Web technologies are complex. Designing and building for the fabric of the modern web requires understanding the context you are designing for, which are ever-changing. To build this site, I wanted to choose technologies that were simple, straightfoward, performant, and scalable. Here is a super-nerdy technical rundown.
Over the past 5 years I’ve been passionate about static site generators. I remember starting with Jekyll and then I explored other likes Harp, Metalsmith, and many many more. Recently I’ve played with Gatsby and Hugo. There is much exciting work happening in this space. Recently I came across Eleventy («11ty»). I needed a fast, bare scaffold for a client project and the CERN WorldWideWeb re-creation team used it to build their beautiful site. I loved it so much, that I hastily began gutting a starter template and re-building this site using Eleventy. It is blazing fast, minimal, and offers me everything I need to publish changes, and evolve this space more.
Because client-facing work often requires leveraging more robust publishing solutions, I’m acquainted with CMS software. I really love what many in the space are doing. Craft CMS, Statamic, and Kirby have all made incredible inroads at making the CMS development and authoring experience feel human again.
But building and deploying a simple site shouldn’t require the complexity of running an entire backend, and managing the complexity of publishing.
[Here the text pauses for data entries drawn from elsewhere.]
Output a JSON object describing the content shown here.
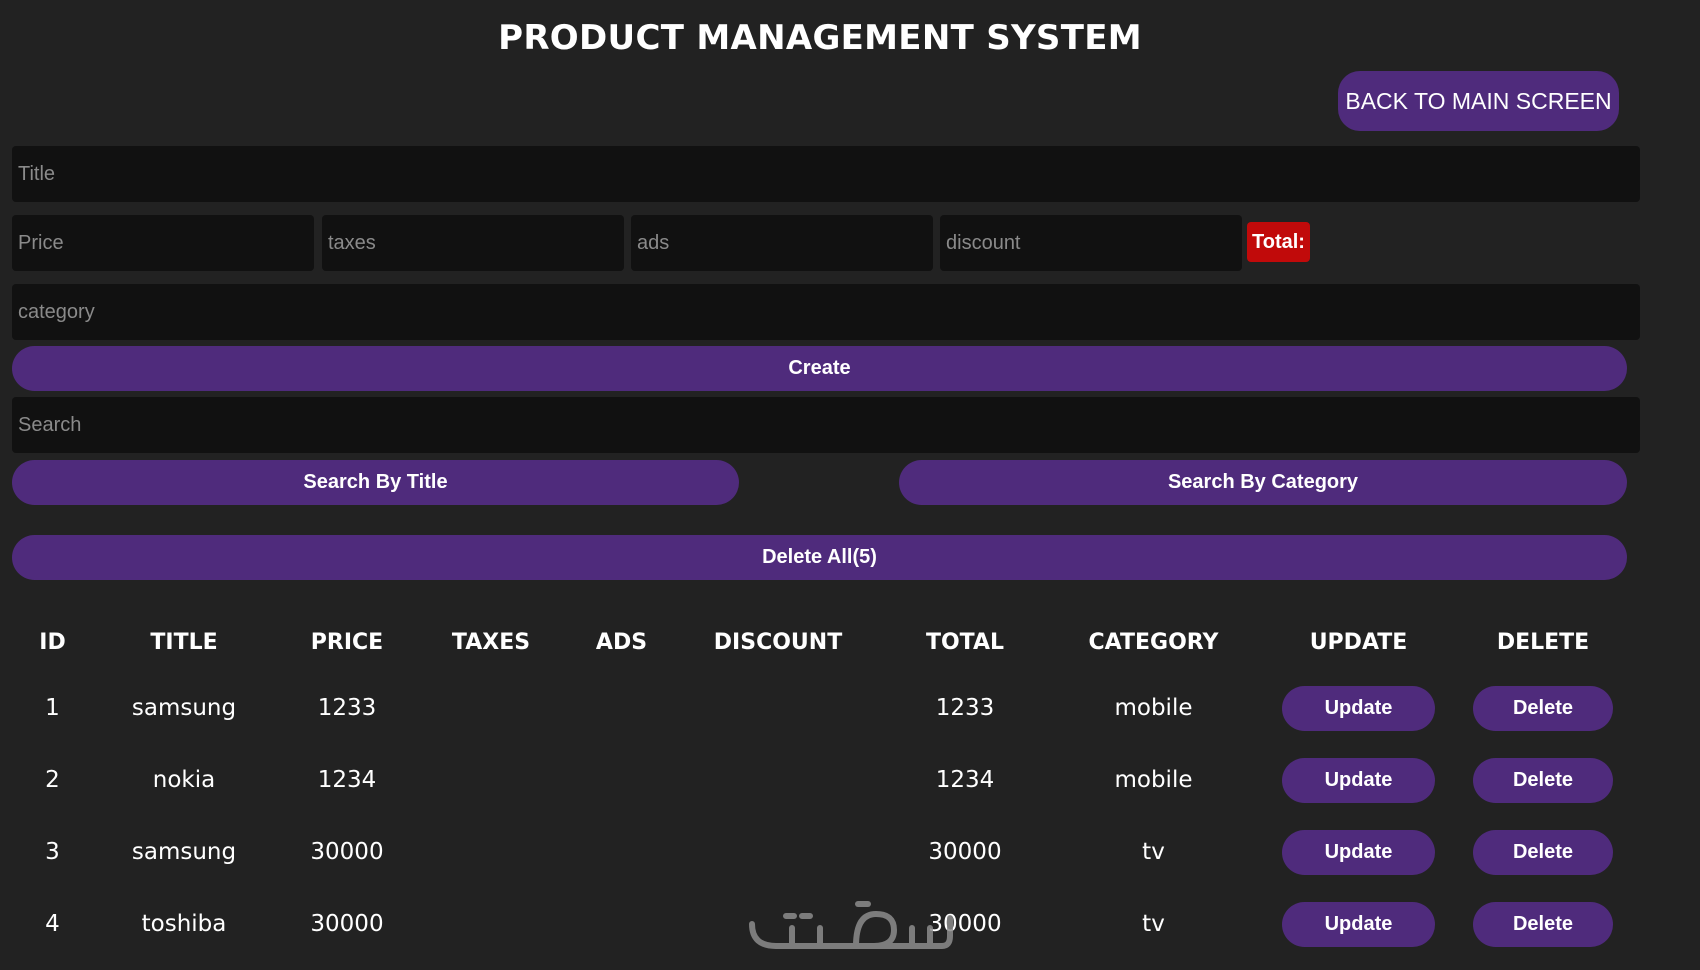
{
  "header": {
    "title": "PRODUCT MANAGEMENT SYSTEM",
    "back_button": "BACK TO MAIN SCREEN"
  },
  "form": {
    "title_placeholder": "Title",
    "price_placeholder": "Price",
    "taxes_placeholder": "taxes",
    "ads_placeholder": "ads",
    "discount_placeholder": "discount",
    "total_label": "Total:",
    "category_placeholder": "category",
    "create_label": "Create"
  },
  "search": {
    "placeholder": "Search",
    "by_title_label": "Search By Title",
    "by_category_label": "Search By Category"
  },
  "delete_all_label": "Delete All(5)",
  "table": {
    "headers": [
      "ID",
      "TITLE",
      "PRICE",
      "TAXES",
      "ADS",
      "DISCOUNT",
      "TOTAL",
      "CATEGORY",
      "UPDATE",
      "DELETE"
    ],
    "rows": [
      {
        "id": "1",
        "title": "samsung",
        "price": "1233",
        "taxes": "",
        "ads": "",
        "discount": "",
        "total": "1233",
        "category": "mobile",
        "update": "Update",
        "delete": "Delete"
      },
      {
        "id": "2",
        "title": "nokia",
        "price": "1234",
        "taxes": "",
        "ads": "",
        "discount": "",
        "total": "1234",
        "category": "mobile",
        "update": "Update",
        "delete": "Delete"
      },
      {
        "id": "3",
        "title": "samsung",
        "price": "30000",
        "taxes": "",
        "ads": "",
        "discount": "",
        "total": "30000",
        "category": "tv",
        "update": "Update",
        "delete": "Delete"
      },
      {
        "id": "4",
        "title": "toshiba",
        "price": "30000",
        "taxes": "",
        "ads": "",
        "discount": "",
        "total": "30000",
        "category": "tv",
        "update": "Update",
        "delete": "Delete"
      }
    ]
  },
  "watermark": {
    "text": "خمسات",
    "icon": "khamsat-logo"
  },
  "colors": {
    "background": "#222222",
    "field_background": "#111111",
    "button_purple": "#4f2b7c",
    "total_red": "#c10a0a",
    "watermark_gray": "#8c8c8c"
  }
}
Thankfully, Netlify CMS is a solution that can be paired with static site tools like Eleventy to create a usable, lightweight publishing view for the site.
This site is wired up to Netlify CMS, where I can quickly author changes securely, that will be versioned in GitHub and deployed to the site live.
Netlify is a powerful static hosting solution, that has a fast CDN and SSL baked in. Deploying via Git commits is super simple and Netlify even has their own DNS service and secure form endpoints to add dynamic features to a static site. I can’t recommend a hosting/deploy pipeline more.